The selection of weaponry is decent and boasts both offensive and defensive items. From rail guns and anti air rockets to frost towers and hacking drones, the assortment of goodies gives you a fair degree of freedom of choice once you have the coins to afford it. That said, the prices might seem a little steep for some of the weapons at first but, given their performance and that you make more starting cash as you get better at the game, the overall balance seems well done. You also get a powerup weapon that charges little by little as you take down bots. Unfortunately, this weapon changes at one point from a guided orbital strike to some clunky car dropping thing you have very little control over. I want my orbital strike back! Hacking drones, on the other hand, are free but you only get a limited number each round making them strategic assets. These drones not only damage the target but also force the target to drive into other evil robot cars, damaging them as well. I am guilty of laughing maniacally while this scenario plays out, that’s just good game design at work in my humble opinion.
The controls are extremely simple. You point and click. The only downside is that you cannot map out your own controls and I would have really liked to use one controller to point and the other to select and sell. It sounds like a small gripe, but it would feel a little more natural and that goes a long way. You can walk around the game map but only in a very limited range, not that it really matters because you can see all the relevant items and information by simply turning your head. That is because the level designs are well done and fit all the experience into a rather small space without making the game feel small. The map is literally (well, virtually) built around you.
The graphics are pleasing with a vibrant cartoonish look. Everything was polished with only a few things that looked like they might have received a little less love than the other assets. The birds that sometimes fly over did look a little flat. Sorry birds, a fella just needs more dimensions to be satisfied these days. Overall the environments looked sharp and fun to take in. The audio was just as pleasing as the visuals. The game has an upbeat soundtrack that’s not too distracting. This was nice because it is usually the first thing I turn off after a round or two in similar games. The music even provided an audible cue when the boss fights were about to begin which was a nice little touch. The sound effects had a sci fi vibe going that fit in nicely and the various power ups all had a noticeable notification sound that I was thankful for. I almost never remembered to check the meter to see when it was ready and this saved my skin a few times.

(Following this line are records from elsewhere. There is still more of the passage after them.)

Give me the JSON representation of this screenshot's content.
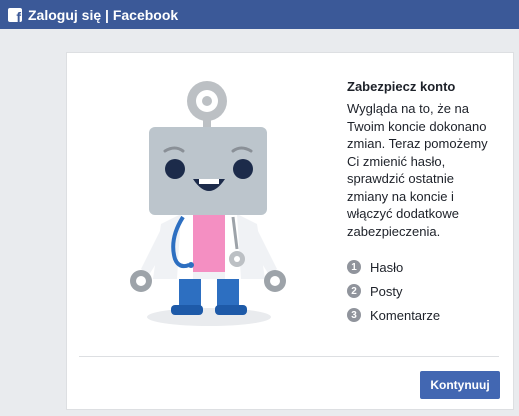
{
  "window": {
    "title": "Zaloguj się | Facebook",
    "logo_letter": "f",
    "accent_color": "#3b5998"
  },
  "main": {
    "heading": "Zabezpiecz konto",
    "description": "Wygląda na to, że na Twoim koncie dokonano zmian. Teraz pomożemy Ci zmienić hasło, sprawdzić ostatnie zmiany na koncie i włączyć dodatkowe zabezpieczenia.",
    "steps": [
      {
        "number": "1",
        "label": "Hasło"
      },
      {
        "number": "2",
        "label": "Posty"
      },
      {
        "number": "3",
        "label": "Komentarze"
      }
    ],
    "continue_label": "Kontynuuj",
    "illustration": "robot-doctor-illustration"
  }
}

The more I played Evil Robot Traffic Jam the more I found myself enjoying it. It was simple to get into and got progressively difficult but remained fun to try, even after I got stuck on a level. I did find that the flying evil robot enemies got a little annoying as they would block your view of the purchase and info screen for an aggravating amount of time. The one thing that shines out above all else in this game is how well the level design pulls off putting the player in their own little battlefield. I really enjoyed that feeling of total control without overwhelming scale. If you are a fan of tower defence games or even just looking to try one for the first time, I cannot find a single reason why this wouldn’t be a suitable option and a terrific addition to your gaming libraries.
What would I pay? $8.99 price is a reasonable amount for this game but I think that a $4.99 price tag would have more gamers that normally wouldn’t consider tower defence style games taking a more serious look it. I would welcome it into my catalog at that price point as well.
Element Games provided theVRgrid with a review copy for this game and, regardless of our score, we thank them for that!